Studying these transitions, I noticed a few key elements. Transitions are inevitable. Every leader’s tenure eventually comes to an end. The ending of one leader’s leadership requires the raising up and appointing of a new leader.
When that transition is done right, the work of God continues. If one of God’s leaders leaves, God doesn’t leave that ministry or his people. Because no two leaders are alike in terms of personality, style, or gifts, a ministry in transition can grow in ways that wouldn’t have been possible under the previous leader.
My final observation: in a good and appropriate transition, both leaders could and should be appreciated, supported, and encouraged. I warned that everyone must be careful not to think they had to be loyal to one or the other. It is good, healthy, and appropriate to mourn the conclusion of a leader’s tenure. I also stressed it was appropriate to celebrate the new leader. I told our church that Dan and I felt we were both being appreciated, supported, and encouraged through this process. I reminded the congregation that God was in control of this whole process, and he deserved the praise and honor.
My final Sunday was filled with emotion, gratitude, and celebration. In the morning message, I borrowed Paul’s words in Philippians 1 to convey my gratitude, love, and confidence in the future for Discovery and its ministry. In the evening, executive pastor Joe Anderson took the lead in putting together a “Celebrating the Legacy” gathering to honor my wife, Jan, and me. Several times during the evening, we were brought to tears of joy and gratitude by what people said.
Most meaningful was placement of a “treasure box” in the lobby that day in which people deposited cards and notes expressing their appreciation to us for our years of service. Many gifts were included. While we appreciated every gift, we cherish and have kept the heartfelt notes so many wrote telling us thanks and that they loved us.
Discovery was the third church I have left in my 44 years of pastoral ministry, but it was my first real transition process. If we had it to do all over again (and I’m glad we don’t), I’m sure we would tweak a few things, but overall the path God led us through was one of joy and genuine excitement for what he will do in the future.
Bob Mink serves as adjunct professor with Hope International University, Anaheim, California. His new book, A Pastor and the People: An Inside Look through Letters, was released in May 2015.
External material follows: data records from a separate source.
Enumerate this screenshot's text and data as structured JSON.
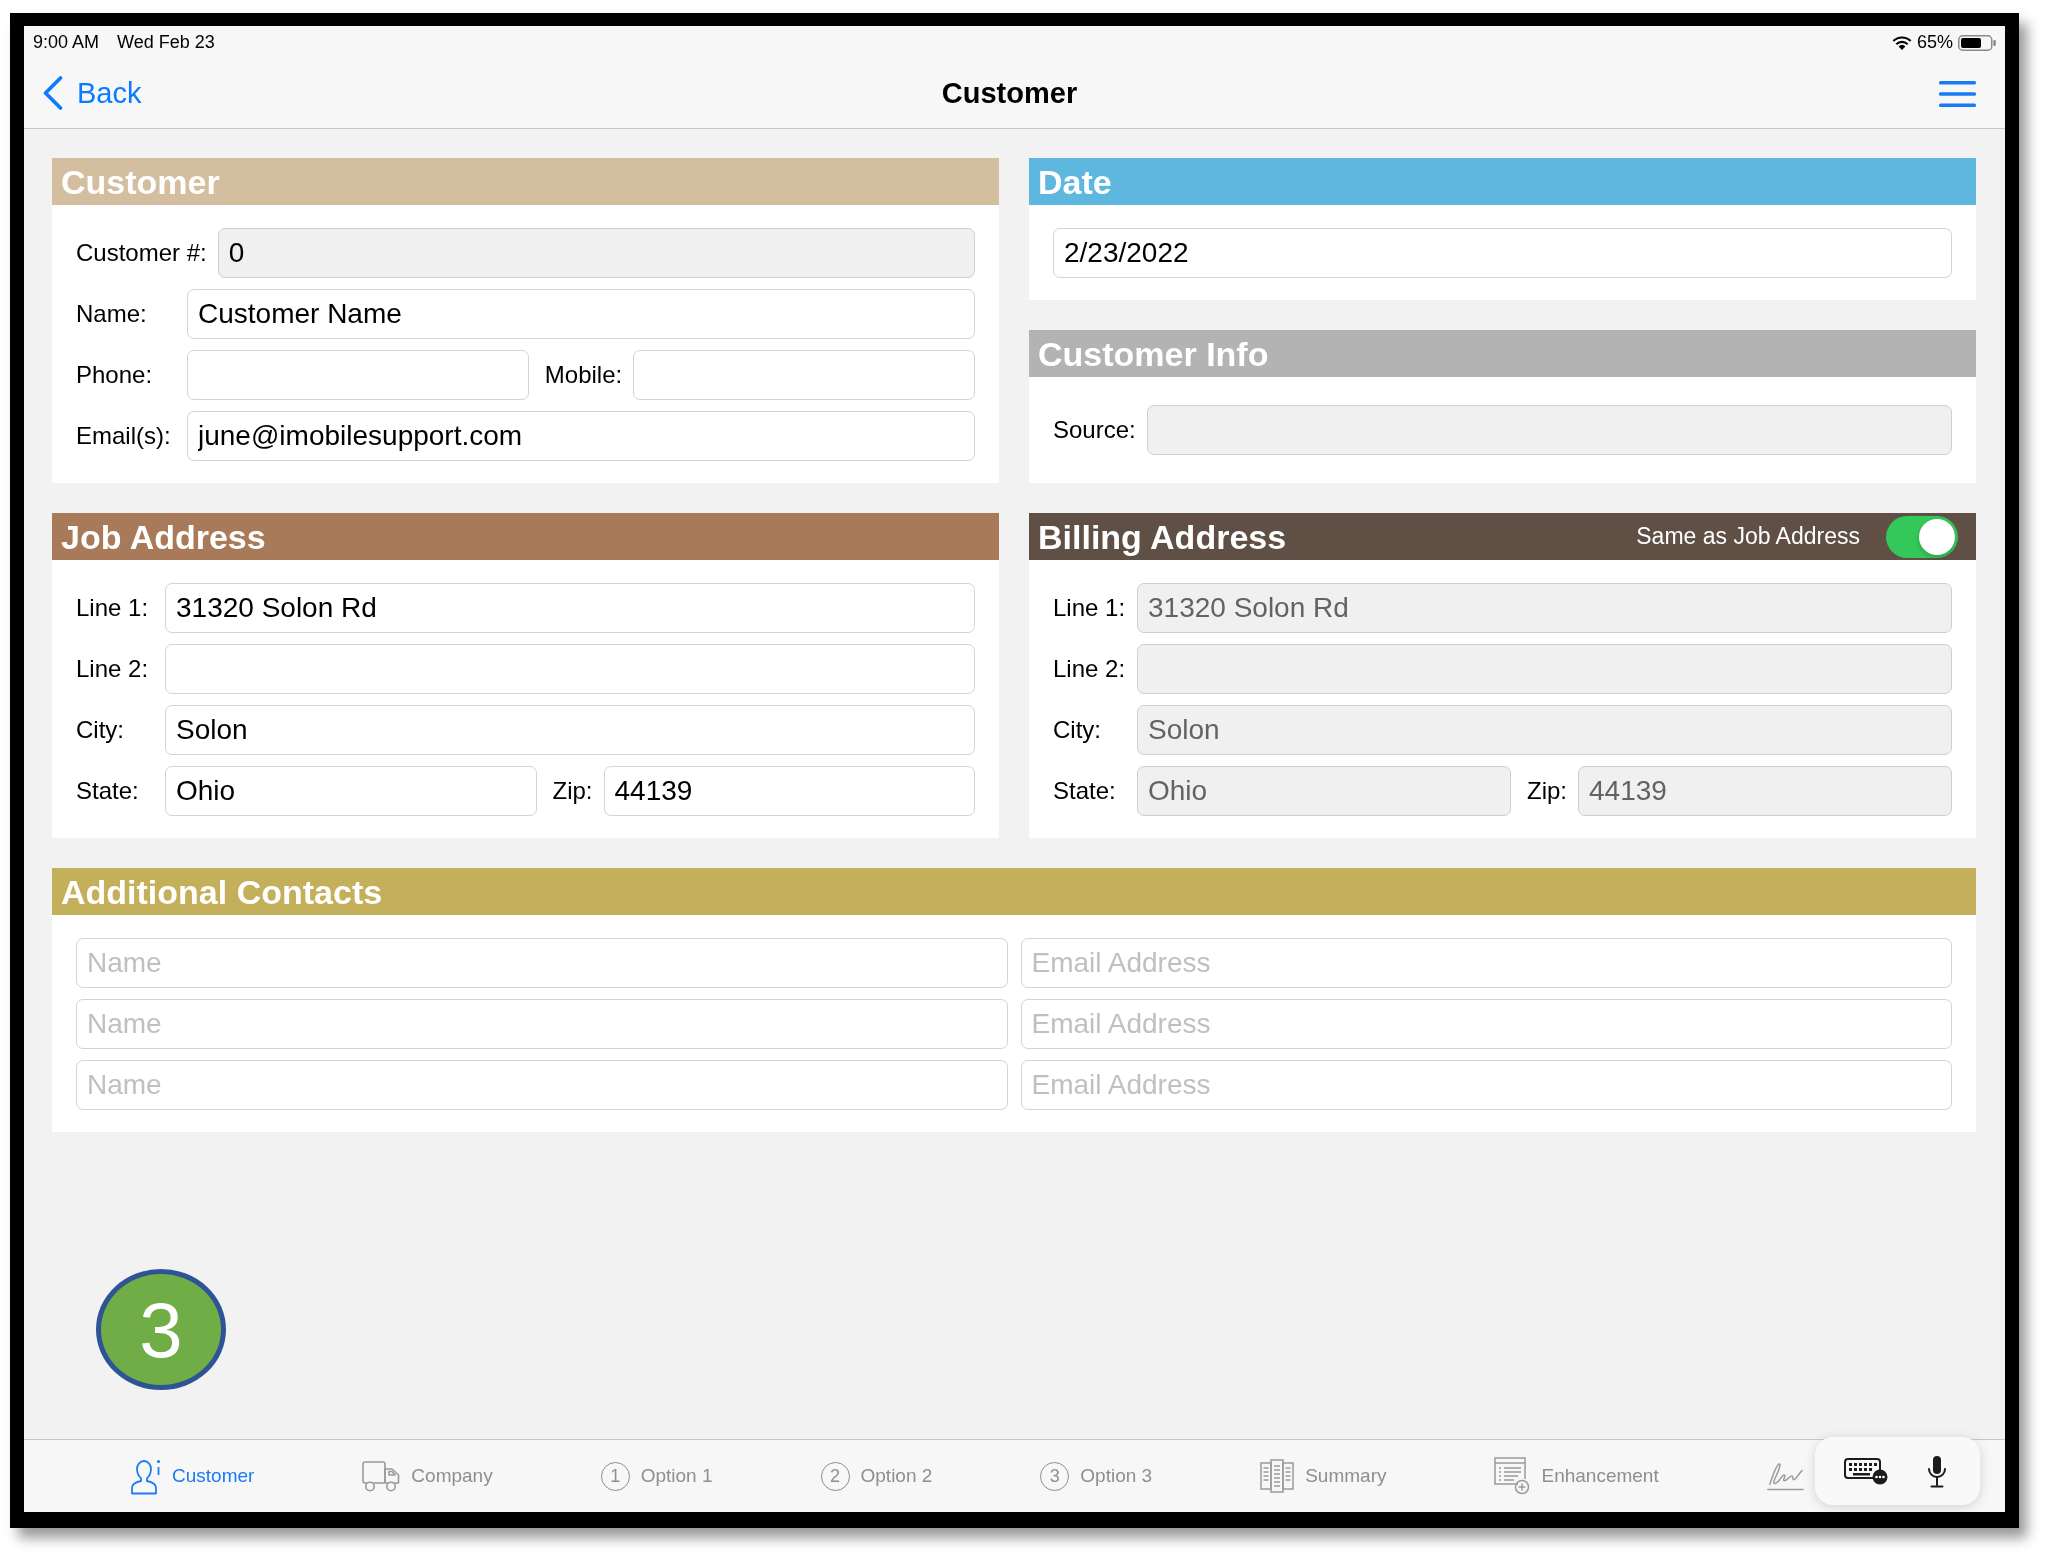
{
  "status_bar": {
    "time": "9:00 AM",
    "date": "Wed Feb 23",
    "battery": "65%"
  },
  "nav_bar": {
    "back": "Back",
    "title": "Customer"
  },
  "customer": {
    "title": "Customer",
    "rows": [
      {
        "fields": [
          {
            "label": "Customer #:",
            "value": "0",
            "readonly": true
          }
        ]
      },
      {
        "fields": [
          {
            "label": "Name:",
            "value": "Customer Name",
            "readonly": false
          }
        ]
      },
      {
        "fields": [
          {
            "label": "Phone:",
            "readonly": false
          },
          {
            "label": "Mobile:",
            "readonly": false
          }
        ]
      },
      {
        "fields": [
          {
            "label": "Email(s):",
            "value": "june@imobilesupport.com",
            "readonly": false
          }
        ]
      }
    ]
  },
  "date": {
    "title": "Date",
    "value": "2/23/2022"
  },
  "customer_info": {
    "title": "Customer Info",
    "rows": [
      {
        "fields": [
          {
            "label": "Source:",
            "readonly": true
          }
        ]
      }
    ]
  },
  "job_address": {
    "title": "Job Address",
    "rows": [
      {
        "fields": [
          {
            "label": "Line 1:",
            "value": "31320 Solon Rd"
          }
        ]
      },
      {
        "fields": [
          {
            "label": "Line 2:"
          }
        ]
      },
      {
        "fields": [
          {
            "label": "City:",
            "value": "Solon"
          }
        ]
      },
      {
        "fields": [
          {
            "label": "State:",
            "value": "Ohio"
          },
          {
            "label": "Zip:",
            "value": "44139"
          }
        ]
      }
    ]
  },
  "billing_address": {
    "title": "Billing Address",
    "same_as_job": {
      "label": "Same as Job Address",
      "on": true
    },
    "rows": [
      {
        "fields": [
          {
            "label": "Line 1:",
            "value": "31320 Solon Rd",
            "disabled": true
          }
        ]
      },
      {
        "fields": [
          {
            "label": "Line 2:",
            "disabled": true
          }
        ]
      },
      {
        "fields": [
          {
            "label": "City:",
            "value": "Solon",
            "disabled": true
          }
        ]
      },
      {
        "fields": [
          {
            "label": "State:",
            "value": "Ohio",
            "disabled": true
          },
          {
            "label": "Zip:",
            "value": "44139",
            "disabled": true
          }
        ]
      }
    ]
  },
  "additional_contacts": {
    "title": "Additional Contacts",
    "contacts": [
      {
        "name": {
          "placeholder": "Name"
        },
        "email": {
          "placeholder": "Email Address"
        }
      },
      {
        "name": {
          "placeholder": "Name"
        },
        "email": {
          "placeholder": "Email Address"
        }
      },
      {
        "name": {
          "placeholder": "Name"
        },
        "email": {
          "placeholder": "Email Address"
        }
      }
    ]
  },
  "step_marker": "3",
  "tab_bar": {
    "items": [
      {
        "label": "Customer",
        "selected": true
      },
      {
        "label": "Company",
        "selected": false
      },
      {
        "label": "Option 1",
        "number": "1",
        "selected": false
      },
      {
        "label": "Option 2",
        "number": "2",
        "selected": false
      },
      {
        "label": "Option 3",
        "number": "3",
        "selected": false
      },
      {
        "label": "Summary",
        "selected": false
      },
      {
        "label": "Enhancement",
        "selected": false
      },
      {
        "selected": false
      }
    ]
  }
}
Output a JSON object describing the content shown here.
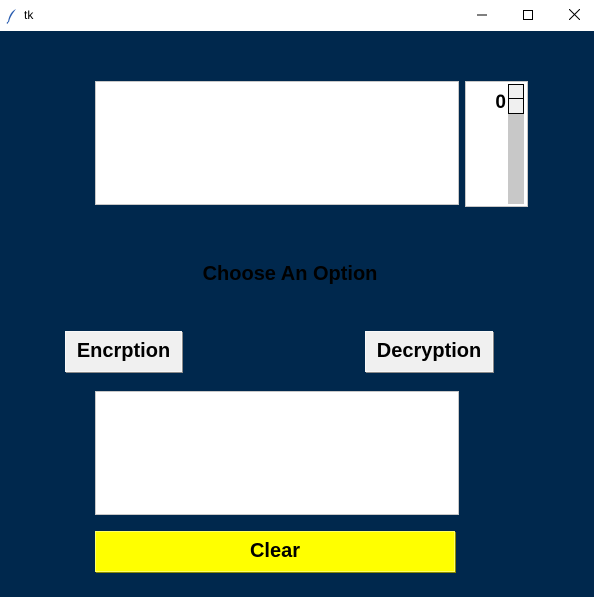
{
  "window": {
    "title": "tk",
    "icon": "feather-icon",
    "controls": [
      "minimize-icon",
      "maximize-icon",
      "close-icon"
    ]
  },
  "colors": {
    "background": "#00284d",
    "clear_button": "#ffff00",
    "button": "#f0f0f0",
    "text": "#000000"
  },
  "input_box": {
    "value": ""
  },
  "spinner": {
    "value": "0",
    "position": 0
  },
  "option_label": "Choose An Option",
  "buttons": {
    "encrypt_label": "Encrption",
    "decrypt_label": "Decryption",
    "clear_label": "Clear"
  },
  "output_box": {
    "value": ""
  }
}
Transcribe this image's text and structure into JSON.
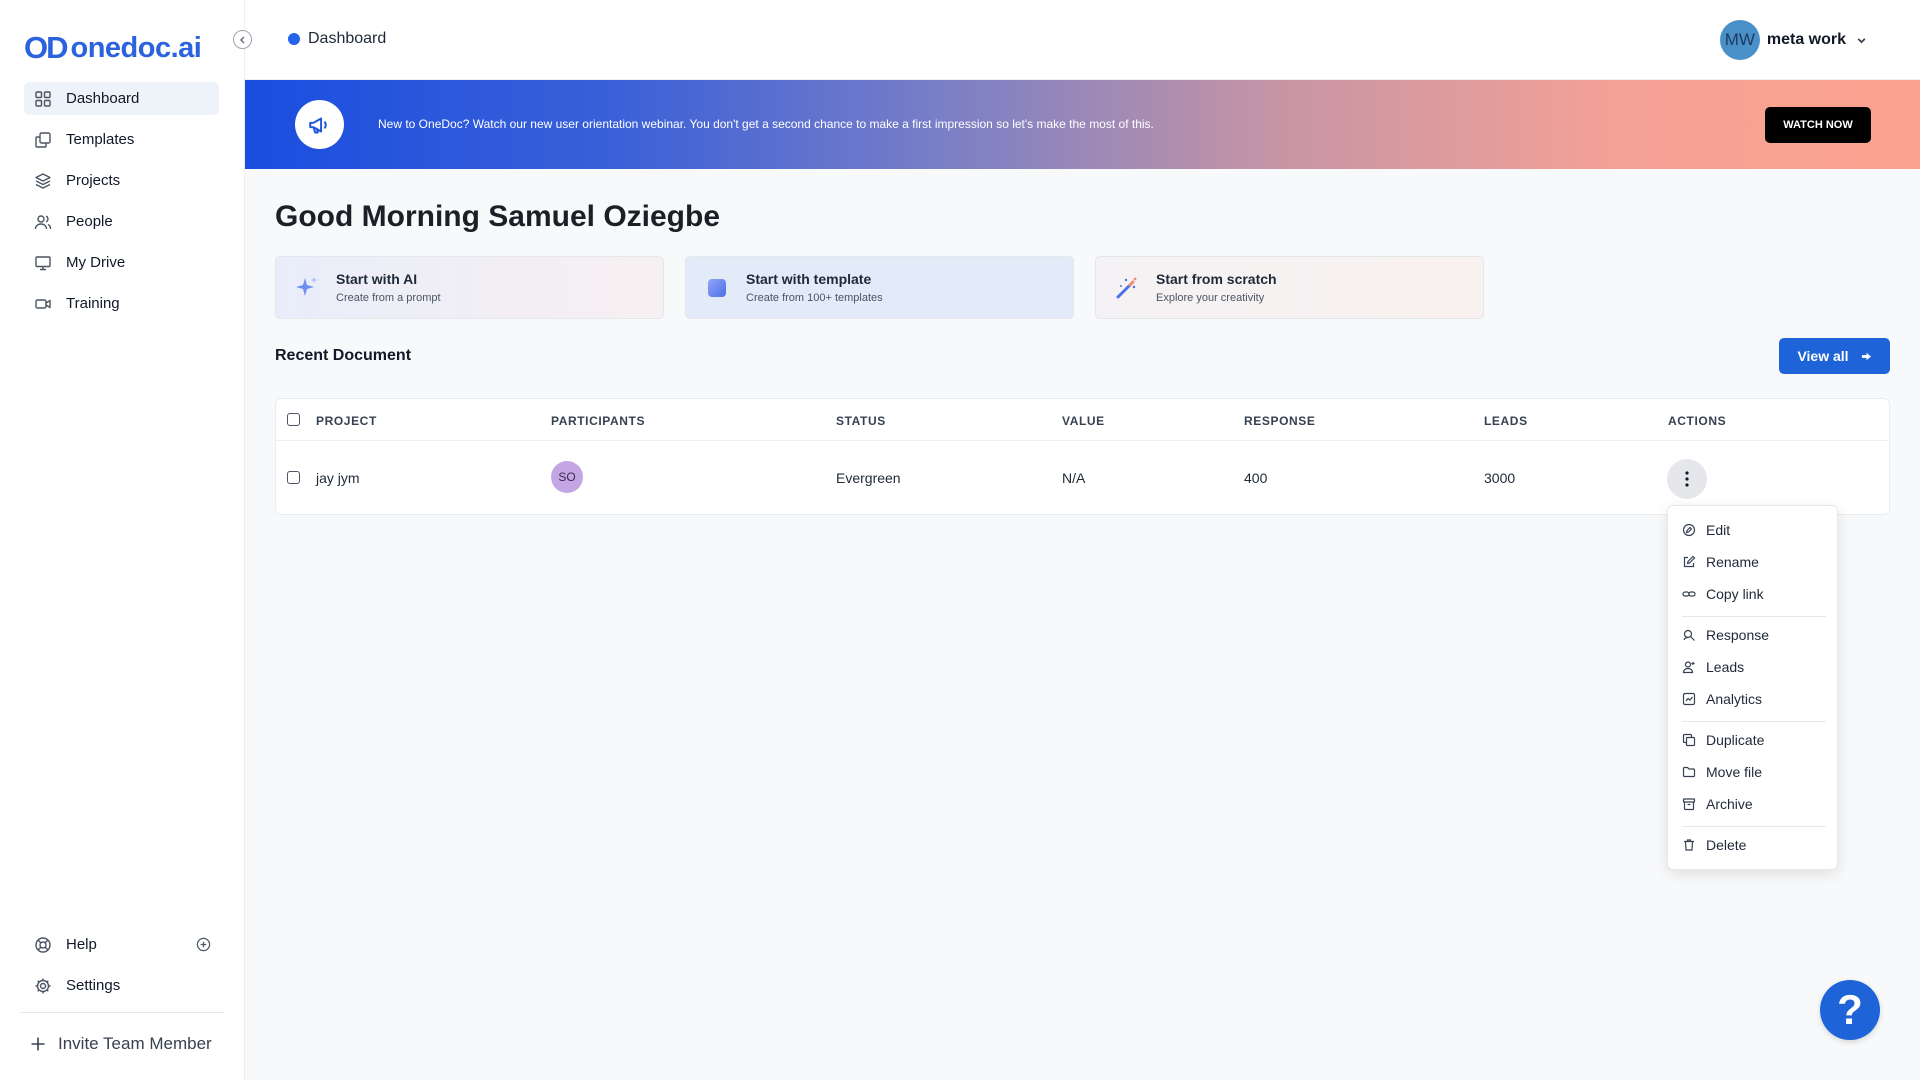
{
  "brand": {
    "mark": "OD",
    "name": "onedoc.ai",
    "color": "#2b63de"
  },
  "sidebar": {
    "items": [
      {
        "label": "Dashboard",
        "icon": "dashboard-grid-icon",
        "active": true
      },
      {
        "label": "Templates",
        "icon": "templates-icon"
      },
      {
        "label": "Projects",
        "icon": "layers-icon"
      },
      {
        "label": "People",
        "icon": "people-icon"
      },
      {
        "label": "My Drive",
        "icon": "monitor-icon"
      },
      {
        "label": "Training",
        "icon": "video-icon"
      }
    ],
    "bottom": [
      {
        "label": "Help",
        "icon": "lifebuoy-icon"
      },
      {
        "label": "Settings",
        "icon": "gear-icon"
      }
    ],
    "invite_label": "Invite Team Member"
  },
  "topbar": {
    "breadcrumb": "Dashboard",
    "user": {
      "initials": "MW",
      "name": "meta work"
    }
  },
  "banner": {
    "text": "New to OneDoc? Watch our new user orientation webinar. You don't get a second chance to make a first impression so let's make the most of this.",
    "button": "WATCH NOW"
  },
  "main": {
    "greeting": "Good Morning Samuel Oziegbe",
    "cards": [
      {
        "title": "Start with AI",
        "subtitle": "Create from a prompt"
      },
      {
        "title": "Start with template",
        "subtitle": "Create from 100+ templates"
      },
      {
        "title": "Start from scratch",
        "subtitle": "Explore your creativity"
      }
    ],
    "recent_title": "Recent Document",
    "view_all": "View all"
  },
  "table": {
    "headers": [
      "PROJECT",
      "PARTICIPANTS",
      "STATUS",
      "VALUE",
      "RESPONSE",
      "LEADS",
      "ACTIONS"
    ],
    "rows": [
      {
        "project": "jay jym",
        "participant_initials": "SO",
        "status": "Evergreen",
        "value": "N/A",
        "response": "400",
        "leads": "3000"
      }
    ]
  },
  "menu": {
    "items": [
      "Edit",
      "Rename",
      "Copy link",
      "Response",
      "Leads",
      "Analytics",
      "Duplicate",
      "Move file",
      "Archive",
      "Delete"
    ]
  },
  "help_fab": "?"
}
A version of this transition story appeared at www.christianitytoday.com/le/2015/february-online-only/handing-off-pastorate.html.